The increase in e-commerce results in a disruption of the retail market, both online and in physical outlets. Consequently, consumers are able to access any product or service they need from their smartphone. This is how the digital marketplace has an impact on the traditional business model in retail, since customers became dependant on a fast response and delivery. Also known as the ‘Amazon effect’ since Amazon is open 24/7, a ‘middle of the night’-order is a piece of cake to handle for Amazon.
This shows in Amazon’s subscription service: Amazon Prime, that delivers any order (almost) instantly and free of shipping costs. However, a recent study by SmarterHQ revealed that Amazon Prime customers aren’t as connected with the brand as it looks: when the advantages of Amazon Prime become reluctant in the eyes of the customer (such as the free shipping), they would quickly drop their subscription (82% of customers says to drop the subscription if the advantage of free shipping would fall out). Moreover, the study found that shoppers on Amazon wouldn’t be keen on spending more than 200 dollars on a product, which brings great possibilities for luxury brands. Interestingly, a significant amount of Amazon’s clients states to visit the website whilst already having in mind what to buy. In order to keep clients on your web shop, retailers should engage customers more by suggesting new products based on their previous shopping behaviour.
These are great opportunities for retailers to jump in. But behind the scenes, there’s a lot more going on than it seems.
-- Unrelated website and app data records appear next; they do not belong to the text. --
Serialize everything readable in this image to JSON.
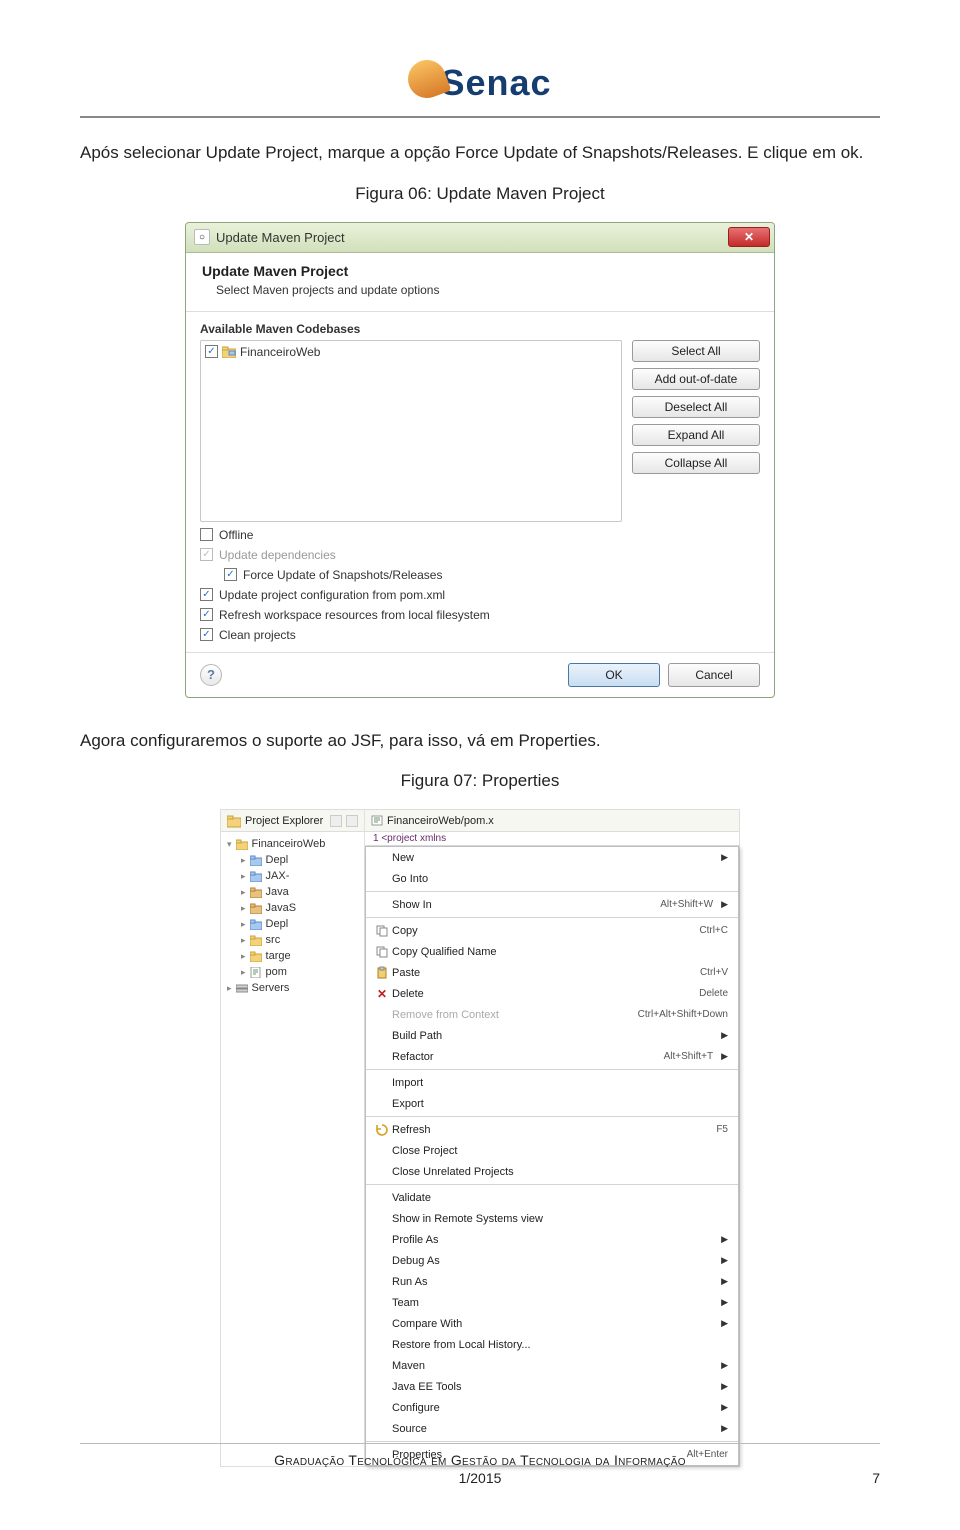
{
  "logo_text": "Senac",
  "intro": "Após selecionar Update Project, marque a opção Force Update of Snapshots/Releases. E clique em ok.",
  "fig06_caption": "Figura 06: Update Maven Project",
  "dialog1": {
    "title": "Update Maven Project",
    "heading": "Update Maven Project",
    "subheading": "Select Maven projects and update options",
    "codebases_label": "Available Maven Codebases",
    "tree_item": "FinanceiroWeb",
    "buttons": {
      "select_all": "Select All",
      "add_out_of_date": "Add out-of-date",
      "deselect_all": "Deselect All",
      "expand_all": "Expand All",
      "collapse_all": "Collapse All"
    },
    "chk_offline": "Offline",
    "chk_update_deps": "Update dependencies",
    "chk_force": "Force Update of Snapshots/Releases",
    "chk_pom": "Update project configuration from pom.xml",
    "chk_refresh": "Refresh workspace resources from local filesystem",
    "chk_clean": "Clean projects",
    "ok": "OK",
    "cancel": "Cancel"
  },
  "mid_text": "Agora configuraremos o suporte ao JSF, para isso, vá em Properties.",
  "fig07_caption": "Figura 07: Properties",
  "shot2": {
    "pe_tab": "Project Explorer",
    "tree": [
      {
        "t": "FinanceiroWeb",
        "type": "root"
      },
      {
        "t": "Depl",
        "type": "d"
      },
      {
        "t": "JAX-",
        "type": "d"
      },
      {
        "t": "Java",
        "type": "j"
      },
      {
        "t": "JavaS",
        "type": "j"
      },
      {
        "t": "Depl",
        "type": "d"
      },
      {
        "t": "src",
        "type": "f"
      },
      {
        "t": "targe",
        "type": "f"
      },
      {
        "t": "pom",
        "type": "x"
      },
      {
        "t": "Servers",
        "type": "srv"
      }
    ],
    "right_tab": "FinanceiroWeb/pom.x",
    "right_sub": "1 <project xmlns",
    "menu": [
      {
        "label": "New",
        "icon": "",
        "arrow": true
      },
      {
        "label": "Go Into"
      },
      {
        "sep": true
      },
      {
        "label": "Show In",
        "short": "Alt+Shift+W",
        "arrow": true
      },
      {
        "sep": true
      },
      {
        "label": "Copy",
        "icon": "copy",
        "short": "Ctrl+C"
      },
      {
        "label": "Copy Qualified Name",
        "icon": "copyq"
      },
      {
        "label": "Paste",
        "icon": "paste",
        "short": "Ctrl+V"
      },
      {
        "label": "Delete",
        "icon": "del",
        "short": "Delete"
      },
      {
        "label": "Remove from Context",
        "short": "Ctrl+Alt+Shift+Down",
        "disabled": true
      },
      {
        "label": "Build Path",
        "arrow": true
      },
      {
        "label": "Refactor",
        "short": "Alt+Shift+T",
        "arrow": true
      },
      {
        "sep": true
      },
      {
        "label": "Import"
      },
      {
        "label": "Export"
      },
      {
        "sep": true
      },
      {
        "label": "Refresh",
        "icon": "ref",
        "short": "F5"
      },
      {
        "label": "Close Project"
      },
      {
        "label": "Close Unrelated Projects"
      },
      {
        "sep": true
      },
      {
        "label": "Validate"
      },
      {
        "label": "Show in Remote Systems view"
      },
      {
        "label": "Profile As",
        "arrow": true
      },
      {
        "label": "Debug As",
        "arrow": true
      },
      {
        "label": "Run As",
        "arrow": true
      },
      {
        "label": "Team",
        "arrow": true
      },
      {
        "label": "Compare With",
        "arrow": true
      },
      {
        "label": "Restore from Local History..."
      },
      {
        "label": "Maven",
        "arrow": true
      },
      {
        "label": "Java EE Tools",
        "arrow": true
      },
      {
        "label": "Configure",
        "arrow": true
      },
      {
        "label": "Source",
        "arrow": true
      },
      {
        "sep": true
      },
      {
        "label": "Properties",
        "short": "Alt+Enter"
      }
    ]
  },
  "footer": {
    "line1": "Graduação Tecnológica em Gestão da Tecnologia da Informação",
    "line2": "1/2015",
    "page": "7"
  }
}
The Amazon effect is causing a major revolution in the supply chain across the globe. So what actions should be taken in the retailers’ supply chain?
- Continuous fulfilment schedule. To ensure fast deliveries, distribution centres operate on a continuous fulfilment schedule, which means orders are no longer processed in batches at the end of the day, but instantaneously. Processing happens immediately.
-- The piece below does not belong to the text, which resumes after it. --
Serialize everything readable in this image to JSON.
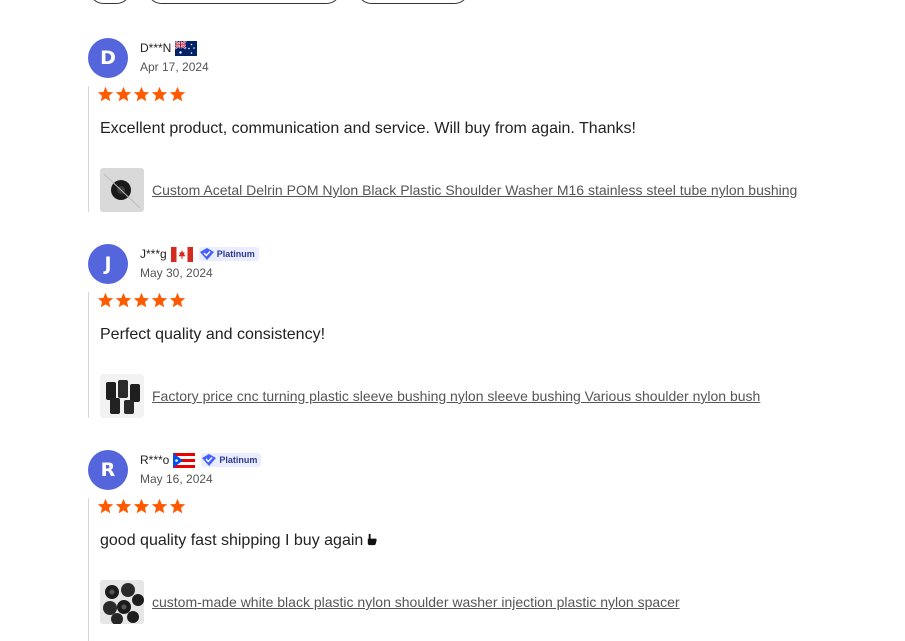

- Say goodbye to the traditional model of large lots that are composed according to schedule. This model will have to be adjusted to faster, smaller shipment demands.
- This implicates that manufacturers must learn to product in smaller lots with very fast machine change-over time to accommodate a faster demand schedule.
- Thus, machine tool and robotics makers must develop and redesign their products to accommodate fast changes and smaller-run capacity.
- Fast requisition release capability. Purchasing of raw materials should be adjusted to quickly respond to manufacturing needs.
- Ensure more consolidation centres in foreign locations to load containers and get them moving fast.
To conclude, the bond between Amazon Prime and its customers offers possibilities for other retailers (or e-tailers?). If they could handle this smartly, they could snoop customers away from Amazon. The big problem for other retailers is mainly because it is expensive to offer cheap shipping as well as cheap products. This cuts down the margins significantly. Thus, adjustments and optimization in the supply chain might just be the answer. Amazon is known to disrupt supply chains by disintermediation: eliminating the middle man, in combination with its huge fulfilment efficiency and geographic reach. But how can retailers compete with this? Well, they should acknowledge that collaboration might be the key. Be open to exploring forms of collaboration among each other to move inventory closer to the consumer and develop new, fast and low-cost delivery services.